We are making changes in 1Q 2018. new name, new marketing, new mission statement.
This website is available for sale.
Is commercial farming moving into town? Yep!
There are great advances occurring in agricultural technology as we are quickly approaching the 2050 deadline of feeding the world at peak population. The ag industry is punching forward to introduce new, more efficient protein and other food sources. You know this important when investors are spending millions to make sure it happens, including well respected non-traditional ag investors such as Eric Schmidt with Google. With California water in short supply and increasingly land in short supply, our smart friends in #agtech are becoming very innovative.
Back to the original question: what does #agtech have to do with Commerical real estate? What I’m seeing now is practically 3 or 4 zones together in one Industrial building. Ag, industrial, then retail. While this may be common for an ag commodity like bread, where they blend, bake, tour, taste and finally sell through retail or their restaurants all in one building (think sourdough at Fisherman’s wharf, San Francisco), but what if they grew the rice or wheat and ground flour there too. What do you think about a warehouse where fresh commercial scale lettuce is grown and anchovies are raised, then after your tour you sit down to a caesar salad, with real ceasar dressing? Honestly, I think the menu might be too limited for me, but you understand where I’m going.

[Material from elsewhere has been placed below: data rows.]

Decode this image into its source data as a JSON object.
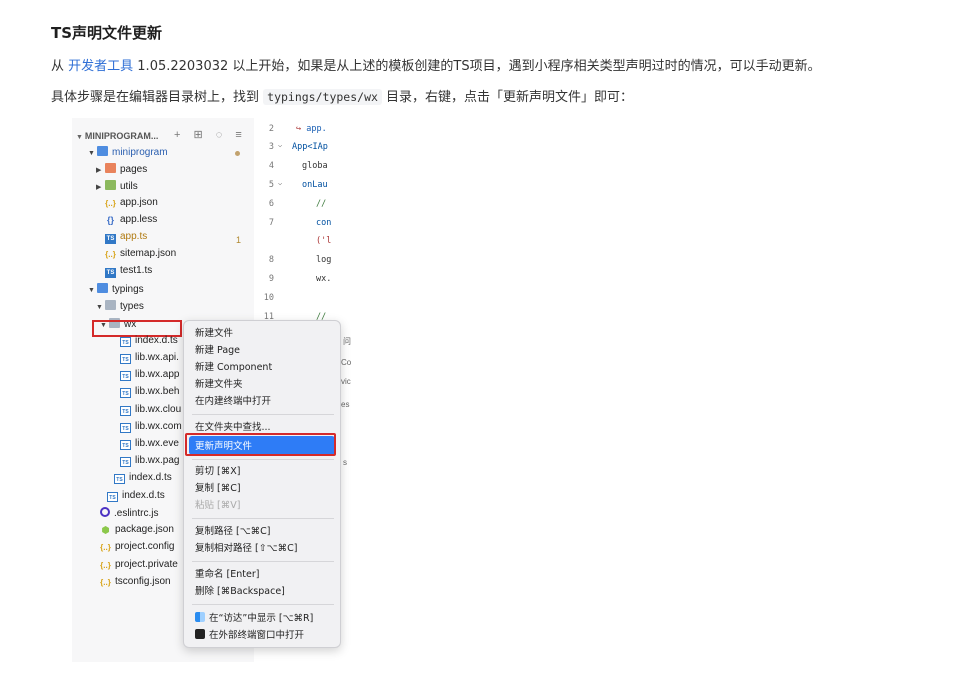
{
  "doc": {
    "title": "TS声明文件更新",
    "para1_prefix": "从 ",
    "para1_link": "开发者工具",
    "para1_rest": " 1.05.2203032 以上开始，如果是从上述的模板创建的TS项目，遇到小程序相关类型声明过时的情况，可以手动更新。",
    "para2_prefix": "具体步骤是在编辑器目录树上，找到 ",
    "para2_code": "typings/types/wx",
    "para2_rest": " 目录，右键，点击「更新声明文件」即可："
  },
  "explorer": {
    "title": "MINIPROGRAM...",
    "header_icons": "+ ⊞ ◌ ≡",
    "items": [
      {
        "label": "miniprogram",
        "arrow": "▼",
        "icon": "folder-blue-icon"
      },
      {
        "label": "pages",
        "arrow": "▶",
        "icon": "folder-icon"
      },
      {
        "label": "utils",
        "arrow": "▶",
        "icon": "folder-icon"
      },
      {
        "label": "app.json",
        "icon": "json-icon"
      },
      {
        "label": "app.less",
        "icon": "less-icon"
      },
      {
        "label": "app.ts",
        "icon": "ts-icon",
        "badge": "1"
      },
      {
        "label": "sitemap.json",
        "icon": "json-icon"
      },
      {
        "label": "test1.ts",
        "icon": "ts-icon"
      },
      {
        "label": "typings",
        "arrow": "▼",
        "icon": "folder-icon"
      },
      {
        "label": "types",
        "arrow": "▼",
        "icon": "folder-icon"
      },
      {
        "label": "wx",
        "arrow": "▼",
        "icon": "folder-icon"
      },
      {
        "label": "index.d.ts",
        "icon": "ts-icon"
      },
      {
        "label": "lib.wx.api.",
        "icon": "ts-icon"
      },
      {
        "label": "lib.wx.app",
        "icon": "ts-icon"
      },
      {
        "label": "lib.wx.beh",
        "icon": "ts-icon"
      },
      {
        "label": "lib.wx.clou",
        "icon": "ts-icon"
      },
      {
        "label": "lib.wx.com",
        "icon": "ts-icon"
      },
      {
        "label": "lib.wx.eve",
        "icon": "ts-icon"
      },
      {
        "label": "lib.wx.pag",
        "icon": "ts-icon"
      },
      {
        "label": "index.d.ts",
        "icon": "ts-icon"
      },
      {
        "label": "index.d.ts",
        "icon": "ts-icon"
      },
      {
        "label": ".eslintrc.js",
        "icon": "eslint-icon"
      },
      {
        "label": "package.json",
        "icon": "package-icon"
      },
      {
        "label": "project.config",
        "icon": "json-icon"
      },
      {
        "label": "project.private",
        "icon": "json-icon"
      },
      {
        "label": "tsconfig.json",
        "icon": "json-icon"
      }
    ]
  },
  "editor": {
    "lines": [
      {
        "num": "2",
        "code": "app."
      },
      {
        "num": "3",
        "code": "App<IAp"
      },
      {
        "num": "4",
        "code": "globa"
      },
      {
        "num": "5",
        "code": "onLau"
      },
      {
        "num": "6",
        "code": "//"
      },
      {
        "num": "7",
        "code": "con"
      },
      {
        "num": "",
        "code": "('l"
      },
      {
        "num": "8",
        "code": "log"
      },
      {
        "num": "9",
        "code": "wx."
      },
      {
        "num": "10",
        "code": ""
      },
      {
        "num": "11",
        "code": "//"
      }
    ],
    "peek": [
      "问",
      "Co",
      "vic",
      "es",
      "s"
    ]
  },
  "context_menu": {
    "items": [
      "新建文件",
      "新建 Page",
      "新建 Component",
      "新建文件夹",
      "在内建终端中打开",
      "在文件夹中查找...",
      "更新声明文件",
      "剪切 [⌘X]",
      "复制 [⌘C]",
      "粘贴 [⌘V]",
      "复制路径 [⌥⌘C]",
      "复制相对路径 [⇧⌥⌘C]",
      "重命名 [Enter]",
      "删除 [⌘Backspace]",
      "在“访达”中显示 [⌥⌘R]",
      "在外部终端窗口中打开"
    ]
  },
  "colors": {
    "link": "#2f6fd6",
    "highlight_border": "#d42a2a",
    "menu_selected": "#2e7cf6"
  }
}
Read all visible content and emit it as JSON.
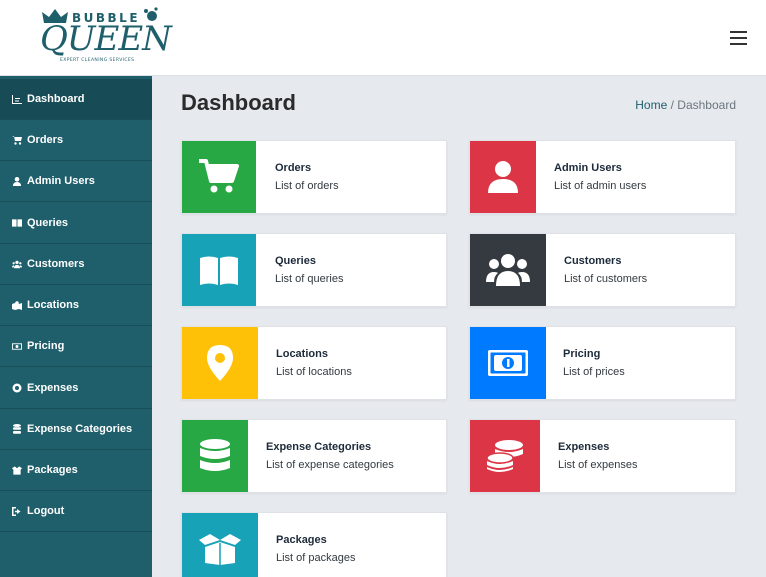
{
  "brand": {
    "logo_top": "BUBBLE",
    "logo_main": "QUEEN",
    "logo_tagline": "EXPERT CLEANING SERVICES"
  },
  "header": {
    "menu_icon": "hamburger-icon"
  },
  "sidebar": {
    "items": [
      {
        "label": "Dashboard",
        "icon": "chart-icon"
      },
      {
        "label": "Orders",
        "icon": "cart-icon"
      },
      {
        "label": "Admin Users",
        "icon": "user-icon"
      },
      {
        "label": "Queries",
        "icon": "book-icon"
      },
      {
        "label": "Customers",
        "icon": "users-icon"
      },
      {
        "label": "Locations",
        "icon": "map-icon"
      },
      {
        "label": "Pricing",
        "icon": "money-icon"
      },
      {
        "label": "Expenses",
        "icon": "coins-icon"
      },
      {
        "label": "Expense Categories",
        "icon": "database-icon"
      },
      {
        "label": "Packages",
        "icon": "box-icon"
      },
      {
        "label": "Logout",
        "icon": "logout-icon"
      }
    ],
    "active": "Dashboard"
  },
  "main": {
    "title": "Dashboard",
    "breadcrumb": {
      "home": "Home",
      "separator": " / ",
      "current": "Dashboard"
    }
  },
  "cards": [
    {
      "title": "Orders",
      "subtitle": "List of orders",
      "icon": "cart-icon",
      "color": "#28a745"
    },
    {
      "title": "Admin Users",
      "subtitle": "List of admin users",
      "icon": "user-icon",
      "color": "#dc3545"
    },
    {
      "title": "Queries",
      "subtitle": "List of queries",
      "icon": "book-icon",
      "color": "#17a2b8"
    },
    {
      "title": "Customers",
      "subtitle": "List of customers",
      "icon": "users-icon",
      "color": "#343a40"
    },
    {
      "title": "Locations",
      "subtitle": "List of locations",
      "icon": "map-marker-icon",
      "color": "#ffc107"
    },
    {
      "title": "Pricing",
      "subtitle": "List of prices",
      "icon": "money-bill-icon",
      "color": "#007bff"
    },
    {
      "title": "Expense Categories",
      "subtitle": "List of expense categories",
      "icon": "database-icon",
      "color": "#28a745"
    },
    {
      "title": "Expenses",
      "subtitle": "List of expenses",
      "icon": "coins-icon",
      "color": "#dc3545"
    },
    {
      "title": "Packages",
      "subtitle": "List of packages",
      "icon": "box-open-icon",
      "color": "#17a2b8"
    }
  ]
}
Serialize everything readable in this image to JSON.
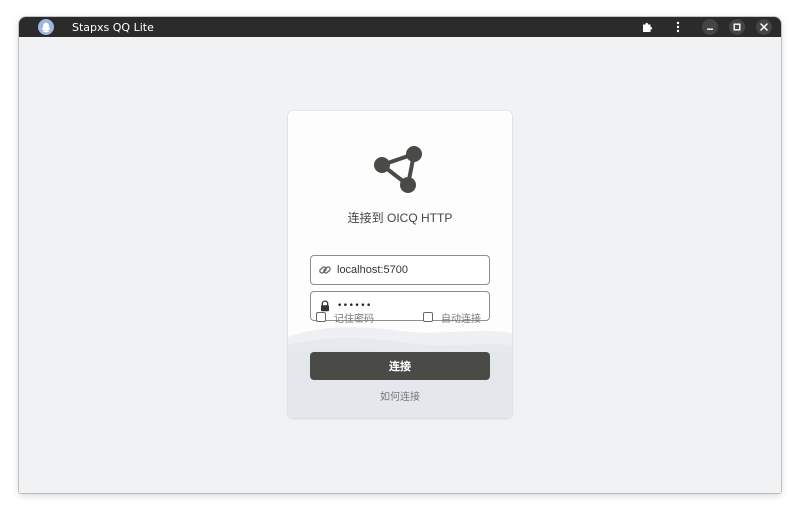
{
  "window": {
    "title": "Stapxs QQ Lite",
    "icons": [
      "app-icon",
      "puzzle-icon",
      "more-vert-icon",
      "minimize-icon",
      "maximize-icon",
      "close-icon"
    ]
  },
  "login": {
    "logo_icon": "network-triangle-logo-icon",
    "title": "连接到 OICQ HTTP",
    "address": {
      "icon": "link-icon",
      "value": "localhost:5700"
    },
    "token": {
      "icon": "lock-icon",
      "value": "••••••"
    },
    "remember_password": {
      "label": "记住密码",
      "checked": false
    },
    "auto_connect": {
      "label": "自动连接",
      "checked": false
    },
    "connect_button": "连接",
    "help_link": "如何连接"
  },
  "colors": {
    "titlebar": "#2b2b2b",
    "background": "#f1f2f4",
    "card": "#fdfdfd",
    "button": "#4a4b47",
    "logo": "#4a4b47"
  }
}
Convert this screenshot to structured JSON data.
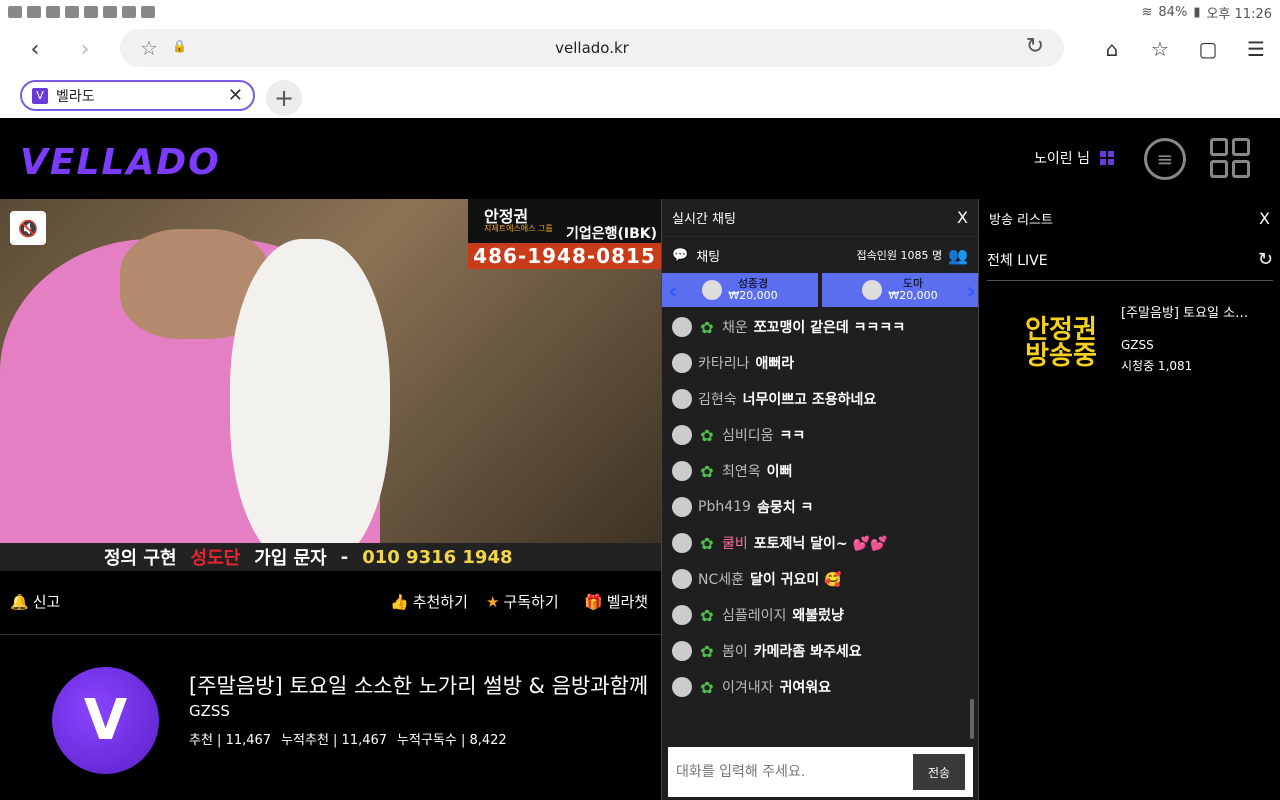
{
  "statusbar": {
    "battery": "84%",
    "time": "오후 11:26"
  },
  "browser": {
    "url": "vellado.kr"
  },
  "tab": {
    "title": "벨라도",
    "favicon": "V"
  },
  "header": {
    "logo": "VELLADO",
    "user": "노이린 님"
  },
  "video": {
    "banner_name": "안정권",
    "banner_sub": "지제트에스에스 그룹",
    "banner_bank": "기업은행(IBK)",
    "banner_phone": "486-1948-0815",
    "bottom_parts": [
      "정의 구현",
      "성도단",
      "가입 문자",
      "-",
      "010  9316  1948"
    ]
  },
  "actions": {
    "report": "신고",
    "recommend": "추천하기",
    "subscribe": "구독하기",
    "gift": "벨라챗"
  },
  "info": {
    "title": "[주말음방] 토요일 소소한 노가리 썰방 & 음방과함께",
    "channel": "GZSS",
    "stats": [
      "추천 | 11,467",
      "누적추천 | 11,467",
      "누적구독수 | 8,422"
    ]
  },
  "chat": {
    "title": "실시간 채팅",
    "close": "X",
    "sub_label": "채팅",
    "count": "접속인원 1085 명",
    "donors": [
      {
        "name": "성종경",
        "amount": "₩20,000"
      },
      {
        "name": "도마",
        "amount": "₩20,000"
      }
    ],
    "messages": [
      {
        "name": "채운",
        "text": "쪼꼬맹이 같은데 ㅋㅋㅋㅋ",
        "badge": true,
        "pink": false
      },
      {
        "name": "카타리나",
        "text": "애뻐라",
        "badge": false,
        "pink": false
      },
      {
        "name": "김현숙",
        "text": "너무이쁘고 조용하네요",
        "badge": false,
        "pink": false
      },
      {
        "name": "심비디움",
        "text": "ㅋㅋ",
        "badge": true,
        "pink": false
      },
      {
        "name": "최연옥",
        "text": "이뻐",
        "badge": true,
        "pink": false
      },
      {
        "name": "Pbh419",
        "text": "솜뭉치 ㅋ",
        "badge": false,
        "pink": false
      },
      {
        "name": "쿨비",
        "text": "포토제닉 달이~ 💕💕",
        "badge": true,
        "pink": true
      },
      {
        "name": "NC세훈",
        "text": "달이 귀요미 🥰",
        "badge": false,
        "pink": false
      },
      {
        "name": "심플레이지",
        "text": "왜불렀냥",
        "badge": true,
        "pink": false
      },
      {
        "name": "봄이",
        "text": "카메라좀 봐주세요",
        "badge": true,
        "pink": false
      },
      {
        "name": "이겨내자",
        "text": "귀여워요",
        "badge": true,
        "pink": false
      }
    ],
    "input_placeholder": "대화를 입력해 주세요.",
    "send": "전송"
  },
  "list": {
    "title": "방송 리스트",
    "close": "X",
    "filter": "전체 LIVE",
    "thumb_lines": [
      "안정권",
      "방송중"
    ],
    "item_title": "[주말음방] 토요일 소…",
    "item_channel": "GZSS",
    "item_viewers": "시청중 1,081"
  }
}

Agtech is moving into vacant industrial buildings that are begging for occupancy. Take for instance AeroFarms in NJ. They are bringing new life to an old building. There is also discussion about insect proteins, which sounds terrible until I’m told, it could be in the format of flour. Well ok, I can probably deal with that. The point is, insect farms will inhabit large scale vacant buildings as well. Since those little cricket proteins don’t adjust well to dramatic climate changes, enclosed farms are necessary.
What’s the point to all this? If you own large scale buildings in need of occupancy and revenue, you should consider an AgTech business for your next tenant.
Lora Pankey Eade